District Attorney challenge goes back to court
ROCHESTER--After a New York State Supreme Court decision, a panel of four judges from the Appellate Division have partially overturned the court ruling. Todd Casella, a candidate for Yates County District Attorney, filed to be on the ballot for the Sept. 12 Republican primary election, and on the ballot for the Independence and Reform lines in the general election.
A challenge by Penelope Marchionda pointed out discrepancies on election petitions for Casella. Initially, it was determined Casella would be removed from the Independence and Reform parties. When the matter moved to the Supreme Court, Casella won the decision, allowing him to again be listed as a candidate for all three parties.

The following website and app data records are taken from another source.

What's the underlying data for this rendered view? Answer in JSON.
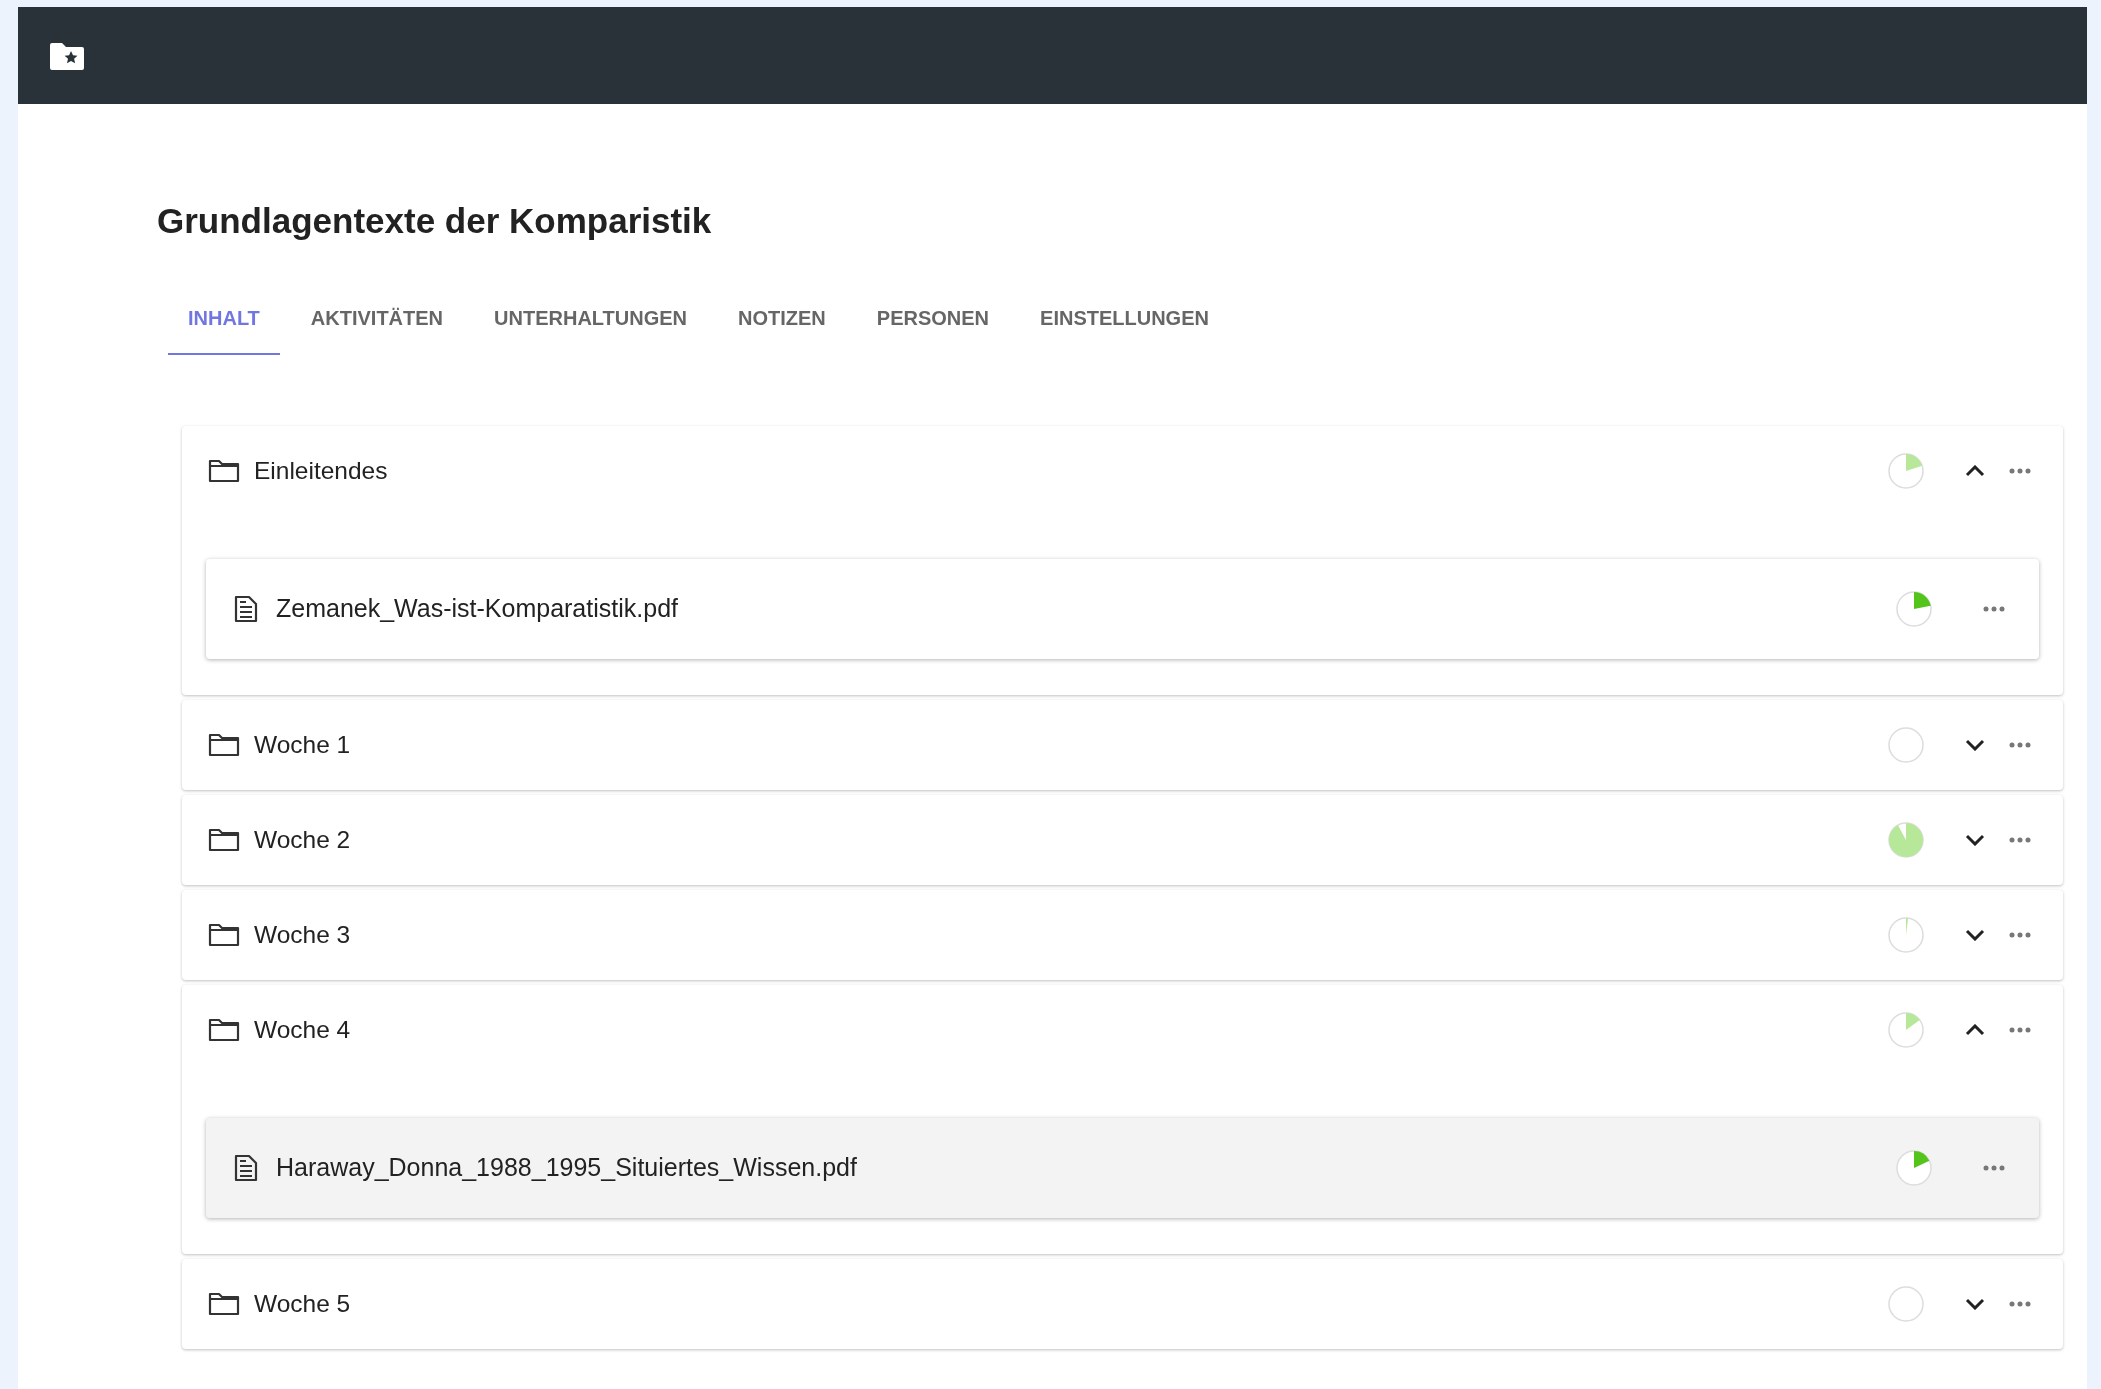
{
  "title": "Grundlagentexte der Komparistik",
  "tabs": [
    {
      "label": "INHALT",
      "selected": true
    },
    {
      "label": "AKTIVITÄTEN",
      "selected": false
    },
    {
      "label": "UNTERHALTUNGEN",
      "selected": false
    },
    {
      "label": "NOTIZEN",
      "selected": false
    },
    {
      "label": "PERSONEN",
      "selected": false
    },
    {
      "label": "EINSTELLUNGEN",
      "selected": false
    }
  ],
  "folders": [
    {
      "name": "Einleitendes",
      "expanded": true,
      "files": [
        {
          "name": "Zemanek_Was-ist-Komparatistik.pdf",
          "highlighted": false
        }
      ]
    },
    {
      "name": "Woche 1",
      "expanded": false
    },
    {
      "name": "Woche 2",
      "expanded": false
    },
    {
      "name": "Woche 3",
      "expanded": false
    },
    {
      "name": "Woche 4",
      "expanded": true,
      "files": [
        {
          "name": "Haraway_Donna_1988_1995_Situiertes_Wissen.pdf",
          "highlighted": true
        }
      ]
    },
    {
      "name": "Woche 5",
      "expanded": false
    }
  ]
}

However, the Appellate Division reversed the earlier finding on the Republican primary, and asked that Casella be removed. The judges found, "We agree with Marchionda that she established that Casella did not reside at the address that he listed as his residence on his designating petition."
In regards to the challenges to the Independence and Reform petitions, the judges said "we reject Marchionda's contention that Casella's designating petitions for the Independence Party and the Reform Party must be invalidated because he failed to designate himself as either a notary public or commissioner of deeds when he notarized various sheets of those petitions."
In a statement released Thursday, Aug. 24, incumbent District Attorney Valerie Gardner said, "Make no mistake: This lawsuit was not an underhanded 'scheme' as Casella has called it. This lawsuit was about seeking the truth for Yates County voters."
Gardner went on to say, "The Appellate Division struck Casella for violating election law on the Republican petitions and should do the same for the same violations on his other petitions. So we are forced to appeal to the Court of Appeals to address the question that was missed on the action that Casella filed."
Casella's first statement after the ruling was, "I strongly disagree with the court's change of ruling, but will abide by it. I respect our legal system, even though in this case I believe they got it wrong. I'm disappointed but I won't back out of this fight. The stakes are too high for the people of Yates County."
A follow-up statement later the same day said, "I'm going to fight to stay on the Independence and Reform lines. And, while I stated earlier today that I accepted the Appellate Division's separate ruling against me in regard to the Republican line, I am now planning to fight this at the Court of Appeals."
A decision is expected this week.